(Website and app data records)
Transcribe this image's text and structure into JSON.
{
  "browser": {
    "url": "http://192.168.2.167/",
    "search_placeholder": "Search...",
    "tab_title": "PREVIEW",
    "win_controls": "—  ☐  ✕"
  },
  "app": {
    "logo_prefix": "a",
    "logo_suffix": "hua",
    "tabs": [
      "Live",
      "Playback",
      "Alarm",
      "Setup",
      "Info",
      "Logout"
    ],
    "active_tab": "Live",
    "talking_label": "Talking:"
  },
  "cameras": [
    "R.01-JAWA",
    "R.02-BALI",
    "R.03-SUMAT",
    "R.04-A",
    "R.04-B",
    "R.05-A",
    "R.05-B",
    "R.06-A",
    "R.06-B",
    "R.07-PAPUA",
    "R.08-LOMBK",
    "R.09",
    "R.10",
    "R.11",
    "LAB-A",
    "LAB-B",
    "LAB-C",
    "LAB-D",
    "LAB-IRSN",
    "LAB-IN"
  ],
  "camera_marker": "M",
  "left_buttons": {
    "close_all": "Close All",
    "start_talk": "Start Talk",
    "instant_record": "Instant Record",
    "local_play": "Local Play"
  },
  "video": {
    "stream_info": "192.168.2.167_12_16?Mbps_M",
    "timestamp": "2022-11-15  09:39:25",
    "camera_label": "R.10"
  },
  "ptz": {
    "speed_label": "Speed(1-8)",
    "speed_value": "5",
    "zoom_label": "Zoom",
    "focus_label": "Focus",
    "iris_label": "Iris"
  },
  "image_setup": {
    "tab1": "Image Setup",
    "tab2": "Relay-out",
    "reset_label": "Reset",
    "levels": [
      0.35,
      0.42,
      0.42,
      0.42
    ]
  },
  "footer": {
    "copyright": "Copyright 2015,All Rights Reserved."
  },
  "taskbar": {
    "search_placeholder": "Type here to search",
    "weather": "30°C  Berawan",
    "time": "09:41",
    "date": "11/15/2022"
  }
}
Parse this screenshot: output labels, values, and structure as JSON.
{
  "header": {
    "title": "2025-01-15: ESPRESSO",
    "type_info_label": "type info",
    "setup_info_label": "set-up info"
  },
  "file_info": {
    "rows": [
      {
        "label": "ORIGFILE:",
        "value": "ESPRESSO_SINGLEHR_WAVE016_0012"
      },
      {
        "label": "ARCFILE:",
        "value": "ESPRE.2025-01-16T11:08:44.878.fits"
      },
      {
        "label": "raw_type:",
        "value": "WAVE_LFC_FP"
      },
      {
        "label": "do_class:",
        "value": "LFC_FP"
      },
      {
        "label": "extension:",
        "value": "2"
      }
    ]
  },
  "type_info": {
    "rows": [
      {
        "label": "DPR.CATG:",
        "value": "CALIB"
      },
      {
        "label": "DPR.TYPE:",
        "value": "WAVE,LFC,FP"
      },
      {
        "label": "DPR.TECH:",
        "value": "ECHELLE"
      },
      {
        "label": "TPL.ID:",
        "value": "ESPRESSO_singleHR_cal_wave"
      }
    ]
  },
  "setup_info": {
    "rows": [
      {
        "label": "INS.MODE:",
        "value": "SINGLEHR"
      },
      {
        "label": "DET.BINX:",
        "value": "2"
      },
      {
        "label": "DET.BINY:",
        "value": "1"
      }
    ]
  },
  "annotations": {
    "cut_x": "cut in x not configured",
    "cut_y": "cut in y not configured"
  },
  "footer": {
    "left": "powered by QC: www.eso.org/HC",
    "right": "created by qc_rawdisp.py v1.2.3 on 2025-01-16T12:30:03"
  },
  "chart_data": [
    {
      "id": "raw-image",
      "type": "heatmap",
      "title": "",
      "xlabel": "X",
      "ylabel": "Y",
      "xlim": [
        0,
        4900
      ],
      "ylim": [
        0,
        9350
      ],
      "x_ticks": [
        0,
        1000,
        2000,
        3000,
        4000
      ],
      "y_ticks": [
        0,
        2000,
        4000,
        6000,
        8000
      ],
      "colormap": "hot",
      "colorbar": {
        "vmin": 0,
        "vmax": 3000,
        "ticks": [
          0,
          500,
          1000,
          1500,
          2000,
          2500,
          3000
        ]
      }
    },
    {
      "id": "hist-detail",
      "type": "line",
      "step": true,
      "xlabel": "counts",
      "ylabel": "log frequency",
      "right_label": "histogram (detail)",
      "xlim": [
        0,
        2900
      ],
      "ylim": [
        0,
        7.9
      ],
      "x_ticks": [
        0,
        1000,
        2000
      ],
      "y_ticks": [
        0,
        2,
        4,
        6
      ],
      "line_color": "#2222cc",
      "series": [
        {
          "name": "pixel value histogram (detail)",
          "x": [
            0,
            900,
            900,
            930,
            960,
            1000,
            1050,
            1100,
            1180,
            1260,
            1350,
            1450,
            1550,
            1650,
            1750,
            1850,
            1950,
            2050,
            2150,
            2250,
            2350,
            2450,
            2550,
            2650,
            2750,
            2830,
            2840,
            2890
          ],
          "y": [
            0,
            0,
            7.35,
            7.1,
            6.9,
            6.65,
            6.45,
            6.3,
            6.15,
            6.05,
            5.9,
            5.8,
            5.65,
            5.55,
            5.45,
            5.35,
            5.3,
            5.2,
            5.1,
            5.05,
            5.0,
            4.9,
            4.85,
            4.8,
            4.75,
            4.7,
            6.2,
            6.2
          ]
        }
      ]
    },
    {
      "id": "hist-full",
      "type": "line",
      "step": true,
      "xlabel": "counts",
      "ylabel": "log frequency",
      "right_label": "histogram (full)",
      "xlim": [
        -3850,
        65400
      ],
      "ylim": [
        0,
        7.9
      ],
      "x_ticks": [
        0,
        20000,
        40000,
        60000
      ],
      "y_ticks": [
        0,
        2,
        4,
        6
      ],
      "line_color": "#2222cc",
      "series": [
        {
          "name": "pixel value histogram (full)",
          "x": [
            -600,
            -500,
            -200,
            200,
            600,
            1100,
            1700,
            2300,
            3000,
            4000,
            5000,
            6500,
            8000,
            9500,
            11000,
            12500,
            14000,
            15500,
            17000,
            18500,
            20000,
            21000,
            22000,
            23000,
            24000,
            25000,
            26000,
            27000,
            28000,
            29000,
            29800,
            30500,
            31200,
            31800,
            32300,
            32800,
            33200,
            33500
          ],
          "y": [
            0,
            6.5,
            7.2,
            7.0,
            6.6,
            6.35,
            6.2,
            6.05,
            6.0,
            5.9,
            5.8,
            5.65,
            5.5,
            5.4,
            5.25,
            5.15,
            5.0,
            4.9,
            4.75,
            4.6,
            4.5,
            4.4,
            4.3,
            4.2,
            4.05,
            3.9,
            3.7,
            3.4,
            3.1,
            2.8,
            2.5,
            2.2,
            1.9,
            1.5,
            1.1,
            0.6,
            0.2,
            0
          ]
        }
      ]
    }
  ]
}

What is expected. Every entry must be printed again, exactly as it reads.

Result.
Transcribe this image's text and structure into JSON.
{
  "browser": {
    "url": "http://192.168.2.167/",
    "search_placeholder": "Search...",
    "tab_title": "PREVIEW",
    "win_controls": "—  ☐  ✕"
  },
  "app": {
    "logo_prefix": "a",
    "logo_suffix": "hua",
    "tabs": [
      "Live",
      "Playback",
      "Alarm",
      "Setup",
      "Info",
      "Logout"
    ],
    "active_tab": "Live",
    "talking_label": "Talking:"
  },
  "cameras": [
    "R.01-JAWA",
    "R.02-BALI",
    "R.03-SUMAT",
    "R.04-A",
    "R.04-B",
    "R.05-A",
    "R.05-B",
    "R.06-A",
    "R.06-B",
    "R.07-PAPUA",
    "R.08-LOMBK",
    "R.09",
    "R.10",
    "R.11",
    "LAB-A",
    "LAB-B",
    "LAB-C",
    "LAB-D",
    "LAB-IRSN",
    "LAB-IN"
  ],
  "camera_marker": "M",
  "left_buttons": {
    "close_all": "Close All",
    "start_talk": "Start Talk",
    "instant_record": "Instant Record",
    "local_play": "Local Play"
  },
  "video": {
    "stream_info": "192.168.2.167_12_16?Mbps_M",
    "timestamp": "2022-11-15  09:39:25",
    "camera_label": "R.10"
  },
  "ptz": {
    "speed_label": "Speed(1-8)",
    "speed_value": "5",
    "zoom_label": "Zoom",
    "focus_label": "Focus",
    "iris_label": "Iris"
  },
  "image_setup": {
    "tab1": "Image Setup",
    "tab2": "Relay-out",
    "reset_label": "Reset",
    "levels": [
      0.35,
      0.42,
      0.42,
      0.42
    ]
  },
  "footer": {
    "copyright": "Copyright 2015,All Rights Reserved."
  },
  "taskbar": {
    "search_placeholder": "Type here to search",
    "weather": "30°C  Berawan",
    "time": "09:41",
    "date": "11/15/2022"
  }
}
Parse this screenshot: output labels, values, and structure as JSON.
{
  "header": {
    "title": "2025-01-15: ESPRESSO",
    "type_info_label": "type info",
    "setup_info_label": "set-up info"
  },
  "file_info": {
    "rows": [
      {
        "label": "ORIGFILE:",
        "value": "ESPRESSO_SINGLEHR_WAVE016_0012"
      },
      {
        "label": "ARCFILE:",
        "value": "ESPRE.2025-01-16T11:08:44.878.fits"
      },
      {
        "label": "raw_type:",
        "value": "WAVE_LFC_FP"
      },
      {
        "label": "do_class:",
        "value": "LFC_FP"
      },
      {
        "label": "extension:",
        "value": "2"
      }
    ]
  },
  "type_info": {
    "rows": [
      {
        "label": "DPR.CATG:",
        "value": "CALIB"
      },
      {
        "label": "DPR.TYPE:",
        "value": "WAVE,LFC,FP"
      },
      {
        "label": "DPR.TECH:",
        "value": "ECHELLE"
      },
      {
        "label": "TPL.ID:",
        "value": "ESPRESSO_singleHR_cal_wave"
      }
    ]
  },
  "setup_info": {
    "rows": [
      {
        "label": "INS.MODE:",
        "value": "SINGLEHR"
      },
      {
        "label": "DET.BINX:",
        "value": "2"
      },
      {
        "label": "DET.BINY:",
        "value": "1"
      }
    ]
  },
  "annotations": {
    "cut_x": "cut in x not configured",
    "cut_y": "cut in y not configured"
  },
  "footer": {
    "left": "powered by QC: www.eso.org/HC",
    "right": "created by qc_rawdisp.py v1.2.3 on 2025-01-16T12:30:03"
  },
  "chart_data": [
    {
      "id": "raw-image",
      "type": "heatmap",
      "title": "",
      "xlabel": "X",
      "ylabel": "Y",
      "xlim": [
        0,
        4900
      ],
      "ylim": [
        0,
        9350
      ],
      "x_ticks": [
        0,
        1000,
        2000,
        3000,
        4000
      ],
      "y_ticks": [
        0,
        2000,
        4000,
        6000,
        8000
      ],
      "colormap": "hot",
      "colorbar": {
        "vmin": 0,
        "vmax": 3000,
        "ticks": [
          0,
          500,
          1000,
          1500,
          2000,
          2500,
          3000
        ]
      }
    },
    {
      "id": "hist-detail",
      "type": "line",
      "step": true,
      "xlabel": "counts",
      "ylabel": "log frequency",
      "right_label": "histogram (detail)",
      "xlim": [
        0,
        2900
      ],
      "ylim": [
        0,
        7.9
      ],
      "x_ticks": [
        0,
        1000,
        2000
      ],
      "y_ticks": [
        0,
        2,
        4,
        6
      ],
      "line_color": "#2222cc",
      "series": [
        {
          "name": "pixel value histogram (detail)",
          "x": [
            0,
            900,
            900,
            930,
            960,
            1000,
            1050,
            1100,
            1180,
            1260,
            1350,
            1450,
            1550,
            1650,
            1750,
            1850,
            1950,
            2050,
            2150,
            2250,
            2350,
            2450,
            2550,
            2650,
            2750,
            2830,
            2840,
            2890
          ],
          "y": [
            0,
            0,
            7.35,
            7.1,
            6.9,
            6.65,
            6.45,
            6.3,
            6.15,
            6.05,
            5.9,
            5.8,
            5.65,
            5.55,
            5.45,
            5.35,
            5.3,
            5.2,
            5.1,
            5.05,
            5.0,
            4.9,
            4.85,
            4.8,
            4.75,
            4.7,
            6.2,
            6.2
          ]
        }
      ]
    },
    {
      "id": "hist-full",
      "type": "line",
      "step": true,
      "xlabel": "counts",
      "ylabel": "log frequency",
      "right_label": "histogram (full)",
      "xlim": [
        -3850,
        65400
      ],
      "ylim": [
        0,
        7.9
      ],
      "x_ticks": [
        0,
        20000,
        40000,
        60000
      ],
      "y_ticks": [
        0,
        2,
        4,
        6
      ],
      "line_color": "#2222cc",
      "series": [
        {
          "name": "pixel value histogram (full)",
          "x": [
            -600,
            -500,
            -200,
            200,
            600,
            1100,
            1700,
            2300,
            3000,
            4000,
            5000,
            6500,
            8000,
            9500,
            11000,
            12500,
            14000,
            15500,
            17000,
            18500,
            20000,
            21000,
            22000,
            23000,
            24000,
            25000,
            26000,
            27000,
            28000,
            29000,
            29800,
            30500,
            31200,
            31800,
            32300,
            32800,
            33200,
            33500
          ],
          "y": [
            0,
            6.5,
            7.2,
            7.0,
            6.6,
            6.35,
            6.2,
            6.05,
            6.0,
            5.9,
            5.8,
            5.65,
            5.5,
            5.4,
            5.25,
            5.15,
            5.0,
            4.9,
            4.75,
            4.6,
            4.5,
            4.4,
            4.3,
            4.2,
            4.05,
            3.9,
            3.7,
            3.4,
            3.1,
            2.8,
            2.5,
            2.2,
            1.9,
            1.5,
            1.1,
            0.6,
            0.2,
            0
          ]
        }
      ]
    }
  ]
}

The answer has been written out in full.